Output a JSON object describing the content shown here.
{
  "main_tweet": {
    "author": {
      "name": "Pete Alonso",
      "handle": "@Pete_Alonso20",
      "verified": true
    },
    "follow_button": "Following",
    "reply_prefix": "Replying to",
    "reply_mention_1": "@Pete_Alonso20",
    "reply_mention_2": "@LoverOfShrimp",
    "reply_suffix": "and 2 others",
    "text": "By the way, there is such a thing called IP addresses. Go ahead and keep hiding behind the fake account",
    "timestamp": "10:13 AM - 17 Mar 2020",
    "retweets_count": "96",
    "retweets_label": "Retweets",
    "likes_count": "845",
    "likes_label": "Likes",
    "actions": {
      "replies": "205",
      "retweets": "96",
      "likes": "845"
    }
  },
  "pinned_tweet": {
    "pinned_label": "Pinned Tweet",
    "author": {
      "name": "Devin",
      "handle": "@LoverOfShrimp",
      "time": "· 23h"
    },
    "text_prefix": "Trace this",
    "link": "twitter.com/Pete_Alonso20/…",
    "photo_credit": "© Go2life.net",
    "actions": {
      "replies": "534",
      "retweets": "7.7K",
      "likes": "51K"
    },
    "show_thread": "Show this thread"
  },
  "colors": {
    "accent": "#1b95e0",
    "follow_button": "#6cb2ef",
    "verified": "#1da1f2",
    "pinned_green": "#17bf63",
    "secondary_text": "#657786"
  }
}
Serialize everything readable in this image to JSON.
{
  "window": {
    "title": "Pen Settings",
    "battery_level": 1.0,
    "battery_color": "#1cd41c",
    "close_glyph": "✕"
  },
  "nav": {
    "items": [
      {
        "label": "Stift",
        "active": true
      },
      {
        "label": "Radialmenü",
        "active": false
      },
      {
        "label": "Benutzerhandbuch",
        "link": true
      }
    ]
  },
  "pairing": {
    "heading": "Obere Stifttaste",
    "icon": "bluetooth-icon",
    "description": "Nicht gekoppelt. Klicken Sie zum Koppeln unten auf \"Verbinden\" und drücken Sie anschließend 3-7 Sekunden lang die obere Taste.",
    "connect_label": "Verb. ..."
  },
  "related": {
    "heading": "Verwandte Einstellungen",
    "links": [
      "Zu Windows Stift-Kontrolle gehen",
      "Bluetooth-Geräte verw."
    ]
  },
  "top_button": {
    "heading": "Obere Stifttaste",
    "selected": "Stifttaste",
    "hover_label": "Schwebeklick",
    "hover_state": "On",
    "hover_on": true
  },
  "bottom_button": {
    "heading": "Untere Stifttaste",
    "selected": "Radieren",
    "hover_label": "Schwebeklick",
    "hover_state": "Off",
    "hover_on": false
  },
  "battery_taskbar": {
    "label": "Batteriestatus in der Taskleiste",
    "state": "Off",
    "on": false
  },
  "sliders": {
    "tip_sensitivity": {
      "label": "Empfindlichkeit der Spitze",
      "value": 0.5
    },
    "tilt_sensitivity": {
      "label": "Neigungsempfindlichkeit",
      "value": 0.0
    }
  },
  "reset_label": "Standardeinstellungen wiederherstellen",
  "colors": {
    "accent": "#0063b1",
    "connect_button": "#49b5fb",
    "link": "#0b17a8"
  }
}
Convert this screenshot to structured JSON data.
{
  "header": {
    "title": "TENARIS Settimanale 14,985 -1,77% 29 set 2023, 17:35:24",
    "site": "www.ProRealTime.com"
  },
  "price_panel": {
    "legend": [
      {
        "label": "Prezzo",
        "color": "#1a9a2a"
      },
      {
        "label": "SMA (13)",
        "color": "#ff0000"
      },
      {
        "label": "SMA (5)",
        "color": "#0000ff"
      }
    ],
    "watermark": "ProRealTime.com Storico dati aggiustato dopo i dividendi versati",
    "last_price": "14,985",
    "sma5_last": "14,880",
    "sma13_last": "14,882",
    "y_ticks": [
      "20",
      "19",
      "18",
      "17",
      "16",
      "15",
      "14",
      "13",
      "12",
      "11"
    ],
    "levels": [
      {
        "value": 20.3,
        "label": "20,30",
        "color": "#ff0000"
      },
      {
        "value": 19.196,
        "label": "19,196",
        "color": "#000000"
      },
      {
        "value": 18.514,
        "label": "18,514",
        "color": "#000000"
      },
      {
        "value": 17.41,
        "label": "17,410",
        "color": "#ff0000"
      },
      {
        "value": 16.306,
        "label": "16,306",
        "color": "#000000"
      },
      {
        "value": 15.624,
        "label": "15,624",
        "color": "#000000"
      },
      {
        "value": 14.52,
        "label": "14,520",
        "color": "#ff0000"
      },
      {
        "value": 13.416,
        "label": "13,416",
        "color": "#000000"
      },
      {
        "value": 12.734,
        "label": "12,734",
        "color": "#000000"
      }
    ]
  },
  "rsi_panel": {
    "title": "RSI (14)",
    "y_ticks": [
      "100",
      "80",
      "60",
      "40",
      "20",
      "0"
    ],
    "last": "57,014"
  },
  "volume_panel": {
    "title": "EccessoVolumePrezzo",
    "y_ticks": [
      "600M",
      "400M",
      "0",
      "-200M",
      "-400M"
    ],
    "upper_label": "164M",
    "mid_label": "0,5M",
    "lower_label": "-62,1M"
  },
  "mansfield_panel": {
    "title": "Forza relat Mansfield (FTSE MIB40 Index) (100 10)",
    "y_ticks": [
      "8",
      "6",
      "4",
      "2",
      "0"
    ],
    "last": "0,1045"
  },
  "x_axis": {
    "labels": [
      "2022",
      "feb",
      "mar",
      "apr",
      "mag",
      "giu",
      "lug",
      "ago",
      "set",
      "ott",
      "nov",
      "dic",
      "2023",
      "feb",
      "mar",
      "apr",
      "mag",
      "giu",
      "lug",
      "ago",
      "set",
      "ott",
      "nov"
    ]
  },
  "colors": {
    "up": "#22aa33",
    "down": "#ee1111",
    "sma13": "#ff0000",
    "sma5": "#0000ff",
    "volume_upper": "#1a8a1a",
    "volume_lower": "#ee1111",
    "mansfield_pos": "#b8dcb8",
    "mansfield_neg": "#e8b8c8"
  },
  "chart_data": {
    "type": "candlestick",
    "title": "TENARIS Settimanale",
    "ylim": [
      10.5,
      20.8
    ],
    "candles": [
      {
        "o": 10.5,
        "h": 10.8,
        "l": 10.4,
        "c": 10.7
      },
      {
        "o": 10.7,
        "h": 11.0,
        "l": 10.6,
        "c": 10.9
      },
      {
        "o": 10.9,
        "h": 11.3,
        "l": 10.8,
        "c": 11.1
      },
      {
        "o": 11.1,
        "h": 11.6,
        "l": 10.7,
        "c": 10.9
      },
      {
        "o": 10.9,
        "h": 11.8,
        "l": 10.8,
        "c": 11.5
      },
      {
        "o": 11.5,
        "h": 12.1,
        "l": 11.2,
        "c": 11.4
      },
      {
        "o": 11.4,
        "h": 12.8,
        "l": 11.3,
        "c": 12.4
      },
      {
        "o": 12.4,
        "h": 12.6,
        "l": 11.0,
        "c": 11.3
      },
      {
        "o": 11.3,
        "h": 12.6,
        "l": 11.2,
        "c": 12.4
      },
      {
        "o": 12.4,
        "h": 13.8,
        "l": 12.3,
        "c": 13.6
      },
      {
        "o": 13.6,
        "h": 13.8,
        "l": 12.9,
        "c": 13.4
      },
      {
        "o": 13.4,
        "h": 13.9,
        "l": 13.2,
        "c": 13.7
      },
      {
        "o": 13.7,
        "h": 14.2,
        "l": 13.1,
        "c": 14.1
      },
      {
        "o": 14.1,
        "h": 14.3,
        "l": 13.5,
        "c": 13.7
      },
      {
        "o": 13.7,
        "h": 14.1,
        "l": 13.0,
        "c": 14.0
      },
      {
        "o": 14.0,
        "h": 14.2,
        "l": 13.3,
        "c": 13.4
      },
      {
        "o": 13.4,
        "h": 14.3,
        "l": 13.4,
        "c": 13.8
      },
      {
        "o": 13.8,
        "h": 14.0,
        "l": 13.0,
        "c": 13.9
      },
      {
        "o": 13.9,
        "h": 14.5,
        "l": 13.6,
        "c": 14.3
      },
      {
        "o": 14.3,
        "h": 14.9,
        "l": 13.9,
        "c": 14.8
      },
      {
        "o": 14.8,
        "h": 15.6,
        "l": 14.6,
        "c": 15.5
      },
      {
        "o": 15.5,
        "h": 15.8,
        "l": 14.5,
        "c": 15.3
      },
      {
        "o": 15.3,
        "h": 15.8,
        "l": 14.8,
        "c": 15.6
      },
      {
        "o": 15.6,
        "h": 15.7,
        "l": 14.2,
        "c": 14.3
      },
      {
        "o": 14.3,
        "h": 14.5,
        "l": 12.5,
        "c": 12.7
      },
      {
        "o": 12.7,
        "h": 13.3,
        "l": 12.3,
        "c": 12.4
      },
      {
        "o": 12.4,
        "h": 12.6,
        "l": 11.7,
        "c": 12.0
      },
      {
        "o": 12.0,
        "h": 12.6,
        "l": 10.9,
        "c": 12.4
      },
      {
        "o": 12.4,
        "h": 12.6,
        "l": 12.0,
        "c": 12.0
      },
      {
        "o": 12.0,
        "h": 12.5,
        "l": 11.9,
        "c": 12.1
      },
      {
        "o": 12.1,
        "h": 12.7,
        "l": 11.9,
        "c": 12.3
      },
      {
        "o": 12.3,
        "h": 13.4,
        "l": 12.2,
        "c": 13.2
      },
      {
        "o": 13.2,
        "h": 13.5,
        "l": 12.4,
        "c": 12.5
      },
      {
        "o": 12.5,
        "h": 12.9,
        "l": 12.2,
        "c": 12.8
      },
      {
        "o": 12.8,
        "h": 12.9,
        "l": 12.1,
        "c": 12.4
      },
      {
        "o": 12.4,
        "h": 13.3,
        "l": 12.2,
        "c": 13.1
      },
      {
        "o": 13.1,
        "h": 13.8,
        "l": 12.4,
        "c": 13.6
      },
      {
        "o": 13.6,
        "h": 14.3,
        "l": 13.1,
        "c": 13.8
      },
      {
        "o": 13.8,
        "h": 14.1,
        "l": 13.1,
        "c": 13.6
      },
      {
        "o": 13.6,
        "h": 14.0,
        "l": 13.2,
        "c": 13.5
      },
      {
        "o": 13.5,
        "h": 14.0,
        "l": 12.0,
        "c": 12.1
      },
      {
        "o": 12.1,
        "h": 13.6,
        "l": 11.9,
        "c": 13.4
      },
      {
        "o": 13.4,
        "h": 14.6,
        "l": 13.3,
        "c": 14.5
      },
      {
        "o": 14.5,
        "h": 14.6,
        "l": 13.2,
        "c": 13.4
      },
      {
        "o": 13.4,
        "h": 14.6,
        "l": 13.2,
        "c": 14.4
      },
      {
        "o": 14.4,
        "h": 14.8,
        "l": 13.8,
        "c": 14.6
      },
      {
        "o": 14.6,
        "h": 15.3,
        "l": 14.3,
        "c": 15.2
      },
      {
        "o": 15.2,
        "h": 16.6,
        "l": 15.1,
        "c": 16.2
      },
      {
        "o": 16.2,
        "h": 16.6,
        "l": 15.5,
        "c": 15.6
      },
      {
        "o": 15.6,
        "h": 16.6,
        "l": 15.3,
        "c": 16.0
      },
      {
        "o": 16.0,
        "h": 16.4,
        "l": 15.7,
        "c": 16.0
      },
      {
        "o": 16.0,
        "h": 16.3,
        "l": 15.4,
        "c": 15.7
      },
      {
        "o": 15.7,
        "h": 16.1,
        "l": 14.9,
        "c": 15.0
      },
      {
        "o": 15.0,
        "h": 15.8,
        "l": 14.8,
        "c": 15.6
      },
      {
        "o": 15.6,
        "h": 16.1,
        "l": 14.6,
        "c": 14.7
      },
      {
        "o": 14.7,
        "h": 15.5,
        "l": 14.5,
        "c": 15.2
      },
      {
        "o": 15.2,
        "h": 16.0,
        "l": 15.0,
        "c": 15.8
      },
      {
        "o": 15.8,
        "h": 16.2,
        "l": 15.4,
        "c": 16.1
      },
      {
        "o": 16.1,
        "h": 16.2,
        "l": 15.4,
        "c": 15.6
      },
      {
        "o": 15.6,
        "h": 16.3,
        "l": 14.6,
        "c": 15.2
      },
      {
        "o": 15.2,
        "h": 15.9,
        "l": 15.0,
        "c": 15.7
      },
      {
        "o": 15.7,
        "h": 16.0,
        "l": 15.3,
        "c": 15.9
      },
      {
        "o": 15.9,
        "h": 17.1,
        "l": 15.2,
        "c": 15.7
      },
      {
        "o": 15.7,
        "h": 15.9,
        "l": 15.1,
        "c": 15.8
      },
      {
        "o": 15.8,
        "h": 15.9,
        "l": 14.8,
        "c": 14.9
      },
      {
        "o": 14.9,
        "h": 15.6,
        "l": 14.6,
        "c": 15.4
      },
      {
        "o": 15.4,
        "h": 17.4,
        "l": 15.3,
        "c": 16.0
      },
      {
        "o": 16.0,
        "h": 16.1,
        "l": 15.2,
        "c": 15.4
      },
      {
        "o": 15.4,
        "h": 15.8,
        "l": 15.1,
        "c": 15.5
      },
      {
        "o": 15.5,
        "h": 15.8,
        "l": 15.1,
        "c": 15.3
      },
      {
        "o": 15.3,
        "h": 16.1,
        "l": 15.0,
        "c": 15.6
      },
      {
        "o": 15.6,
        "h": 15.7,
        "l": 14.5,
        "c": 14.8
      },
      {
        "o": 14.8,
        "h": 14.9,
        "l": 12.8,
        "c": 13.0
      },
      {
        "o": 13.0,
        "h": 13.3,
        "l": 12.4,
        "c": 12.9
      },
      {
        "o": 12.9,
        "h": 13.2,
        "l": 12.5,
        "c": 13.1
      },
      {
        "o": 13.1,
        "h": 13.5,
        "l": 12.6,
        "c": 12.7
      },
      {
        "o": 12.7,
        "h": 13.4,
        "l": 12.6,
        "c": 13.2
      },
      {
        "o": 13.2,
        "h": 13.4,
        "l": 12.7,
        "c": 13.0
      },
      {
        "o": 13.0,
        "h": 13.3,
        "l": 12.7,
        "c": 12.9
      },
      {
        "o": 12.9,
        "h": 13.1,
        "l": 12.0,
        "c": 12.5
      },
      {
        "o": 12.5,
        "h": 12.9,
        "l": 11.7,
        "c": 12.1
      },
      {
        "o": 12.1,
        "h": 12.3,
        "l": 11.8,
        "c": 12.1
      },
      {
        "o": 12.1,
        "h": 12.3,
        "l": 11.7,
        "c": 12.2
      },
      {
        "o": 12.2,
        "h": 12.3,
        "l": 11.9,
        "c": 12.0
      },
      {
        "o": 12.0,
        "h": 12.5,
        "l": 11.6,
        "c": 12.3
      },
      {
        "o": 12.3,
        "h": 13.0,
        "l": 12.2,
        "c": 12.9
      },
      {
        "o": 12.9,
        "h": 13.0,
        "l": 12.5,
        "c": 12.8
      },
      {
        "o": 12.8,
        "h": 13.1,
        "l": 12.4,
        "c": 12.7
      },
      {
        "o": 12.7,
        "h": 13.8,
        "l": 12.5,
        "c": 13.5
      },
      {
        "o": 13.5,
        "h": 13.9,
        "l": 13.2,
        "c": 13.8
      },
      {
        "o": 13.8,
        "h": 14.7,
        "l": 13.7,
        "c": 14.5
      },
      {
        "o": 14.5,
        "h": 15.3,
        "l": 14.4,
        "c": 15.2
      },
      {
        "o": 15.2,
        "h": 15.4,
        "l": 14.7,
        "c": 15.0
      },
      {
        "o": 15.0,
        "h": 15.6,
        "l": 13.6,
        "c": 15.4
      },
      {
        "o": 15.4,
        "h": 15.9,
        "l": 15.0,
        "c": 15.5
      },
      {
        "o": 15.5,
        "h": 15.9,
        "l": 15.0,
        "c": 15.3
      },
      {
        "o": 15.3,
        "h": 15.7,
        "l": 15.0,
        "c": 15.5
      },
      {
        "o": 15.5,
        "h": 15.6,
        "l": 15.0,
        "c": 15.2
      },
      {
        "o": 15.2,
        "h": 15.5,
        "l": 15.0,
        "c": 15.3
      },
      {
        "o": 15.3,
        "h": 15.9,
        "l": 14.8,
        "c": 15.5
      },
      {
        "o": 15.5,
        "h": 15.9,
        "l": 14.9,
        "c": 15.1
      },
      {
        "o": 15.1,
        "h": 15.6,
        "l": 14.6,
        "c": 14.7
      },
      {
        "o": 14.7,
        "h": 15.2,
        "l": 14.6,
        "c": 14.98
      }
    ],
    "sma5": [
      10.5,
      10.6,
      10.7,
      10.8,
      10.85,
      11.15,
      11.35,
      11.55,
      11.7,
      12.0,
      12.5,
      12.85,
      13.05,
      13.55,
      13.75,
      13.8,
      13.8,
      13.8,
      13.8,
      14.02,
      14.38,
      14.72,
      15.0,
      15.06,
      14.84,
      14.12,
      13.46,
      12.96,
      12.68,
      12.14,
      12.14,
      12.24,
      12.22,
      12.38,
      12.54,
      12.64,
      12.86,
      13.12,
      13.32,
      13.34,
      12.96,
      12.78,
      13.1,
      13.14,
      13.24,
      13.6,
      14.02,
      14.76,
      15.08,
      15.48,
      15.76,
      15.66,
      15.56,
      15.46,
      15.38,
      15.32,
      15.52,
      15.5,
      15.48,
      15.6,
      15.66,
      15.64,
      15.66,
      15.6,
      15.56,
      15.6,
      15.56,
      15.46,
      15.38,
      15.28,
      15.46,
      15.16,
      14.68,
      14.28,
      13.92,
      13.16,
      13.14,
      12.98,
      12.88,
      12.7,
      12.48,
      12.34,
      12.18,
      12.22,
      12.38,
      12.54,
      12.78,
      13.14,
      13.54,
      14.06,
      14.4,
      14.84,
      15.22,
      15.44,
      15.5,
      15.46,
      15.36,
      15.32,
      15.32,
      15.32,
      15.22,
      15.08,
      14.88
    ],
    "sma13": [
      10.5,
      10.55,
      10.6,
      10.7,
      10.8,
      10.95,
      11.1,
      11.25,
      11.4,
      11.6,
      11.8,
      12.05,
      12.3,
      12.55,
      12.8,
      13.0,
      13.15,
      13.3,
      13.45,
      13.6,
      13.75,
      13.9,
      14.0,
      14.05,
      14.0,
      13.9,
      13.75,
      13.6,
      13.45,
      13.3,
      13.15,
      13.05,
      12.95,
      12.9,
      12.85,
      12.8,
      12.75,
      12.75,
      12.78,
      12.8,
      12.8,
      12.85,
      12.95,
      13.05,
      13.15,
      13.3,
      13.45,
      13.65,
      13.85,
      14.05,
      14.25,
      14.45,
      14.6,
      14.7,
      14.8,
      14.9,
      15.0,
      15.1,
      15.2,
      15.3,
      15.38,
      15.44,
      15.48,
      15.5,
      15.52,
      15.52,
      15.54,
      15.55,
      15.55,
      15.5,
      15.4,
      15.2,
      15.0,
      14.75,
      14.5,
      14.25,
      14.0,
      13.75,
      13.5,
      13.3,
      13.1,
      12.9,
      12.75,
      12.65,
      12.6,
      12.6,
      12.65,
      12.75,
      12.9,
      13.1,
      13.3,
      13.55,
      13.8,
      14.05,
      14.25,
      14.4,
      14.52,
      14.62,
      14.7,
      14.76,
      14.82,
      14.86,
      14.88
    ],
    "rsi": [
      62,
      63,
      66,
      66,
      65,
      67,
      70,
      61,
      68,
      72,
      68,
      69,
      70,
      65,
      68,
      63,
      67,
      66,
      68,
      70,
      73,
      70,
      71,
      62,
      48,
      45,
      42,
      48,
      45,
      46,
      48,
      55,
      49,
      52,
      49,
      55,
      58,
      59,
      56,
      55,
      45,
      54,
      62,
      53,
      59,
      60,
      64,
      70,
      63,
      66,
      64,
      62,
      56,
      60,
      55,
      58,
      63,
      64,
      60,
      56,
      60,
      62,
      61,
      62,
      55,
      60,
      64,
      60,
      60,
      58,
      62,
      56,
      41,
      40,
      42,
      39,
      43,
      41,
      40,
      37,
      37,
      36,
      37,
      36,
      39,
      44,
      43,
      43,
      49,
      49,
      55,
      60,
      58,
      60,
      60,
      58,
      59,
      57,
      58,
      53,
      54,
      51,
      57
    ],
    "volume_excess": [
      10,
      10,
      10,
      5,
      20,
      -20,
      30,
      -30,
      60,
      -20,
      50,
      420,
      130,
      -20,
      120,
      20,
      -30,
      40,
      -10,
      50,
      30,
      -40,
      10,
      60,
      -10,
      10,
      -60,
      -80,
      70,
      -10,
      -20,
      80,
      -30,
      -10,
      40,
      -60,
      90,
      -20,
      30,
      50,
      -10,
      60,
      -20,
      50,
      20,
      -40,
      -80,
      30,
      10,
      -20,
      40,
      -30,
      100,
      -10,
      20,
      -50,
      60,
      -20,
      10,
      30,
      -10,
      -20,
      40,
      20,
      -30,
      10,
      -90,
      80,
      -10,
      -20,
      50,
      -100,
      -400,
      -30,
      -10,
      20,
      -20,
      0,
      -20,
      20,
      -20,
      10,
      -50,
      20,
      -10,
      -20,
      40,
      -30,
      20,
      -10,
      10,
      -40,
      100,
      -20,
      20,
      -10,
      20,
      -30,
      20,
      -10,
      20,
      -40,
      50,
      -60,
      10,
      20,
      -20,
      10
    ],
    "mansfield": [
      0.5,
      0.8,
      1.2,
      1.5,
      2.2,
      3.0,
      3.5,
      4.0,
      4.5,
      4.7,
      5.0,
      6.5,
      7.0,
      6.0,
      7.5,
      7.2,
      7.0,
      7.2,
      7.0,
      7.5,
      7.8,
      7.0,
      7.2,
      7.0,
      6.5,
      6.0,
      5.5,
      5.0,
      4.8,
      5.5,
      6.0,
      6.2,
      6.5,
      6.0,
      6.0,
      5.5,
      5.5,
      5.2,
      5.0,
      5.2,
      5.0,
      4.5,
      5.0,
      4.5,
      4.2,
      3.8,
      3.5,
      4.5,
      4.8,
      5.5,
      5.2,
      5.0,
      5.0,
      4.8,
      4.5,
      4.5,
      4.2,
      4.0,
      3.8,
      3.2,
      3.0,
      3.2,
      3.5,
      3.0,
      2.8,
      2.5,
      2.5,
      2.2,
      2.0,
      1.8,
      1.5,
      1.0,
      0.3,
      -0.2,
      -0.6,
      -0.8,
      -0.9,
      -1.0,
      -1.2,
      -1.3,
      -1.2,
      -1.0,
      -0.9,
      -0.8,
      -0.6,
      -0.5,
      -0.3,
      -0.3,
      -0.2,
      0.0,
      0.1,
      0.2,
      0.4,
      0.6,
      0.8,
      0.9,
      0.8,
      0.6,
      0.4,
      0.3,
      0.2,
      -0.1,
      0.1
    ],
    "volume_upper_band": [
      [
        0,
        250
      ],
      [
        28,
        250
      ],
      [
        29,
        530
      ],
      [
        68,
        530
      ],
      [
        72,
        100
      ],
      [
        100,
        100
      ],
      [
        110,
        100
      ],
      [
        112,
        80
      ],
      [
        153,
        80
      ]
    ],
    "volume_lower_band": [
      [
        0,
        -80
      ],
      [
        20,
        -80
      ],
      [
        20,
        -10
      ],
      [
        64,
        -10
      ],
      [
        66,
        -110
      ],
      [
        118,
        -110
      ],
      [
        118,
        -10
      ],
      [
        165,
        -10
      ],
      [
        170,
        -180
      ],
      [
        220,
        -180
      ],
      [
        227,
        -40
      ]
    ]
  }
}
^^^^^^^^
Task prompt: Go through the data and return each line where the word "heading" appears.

Response area:
    "heading": "Obere Stifttaste",
    "heading": "Verwandte Einstellungen",
    "heading": "Obere Stifttaste",
    "heading": "Untere Stifttaste",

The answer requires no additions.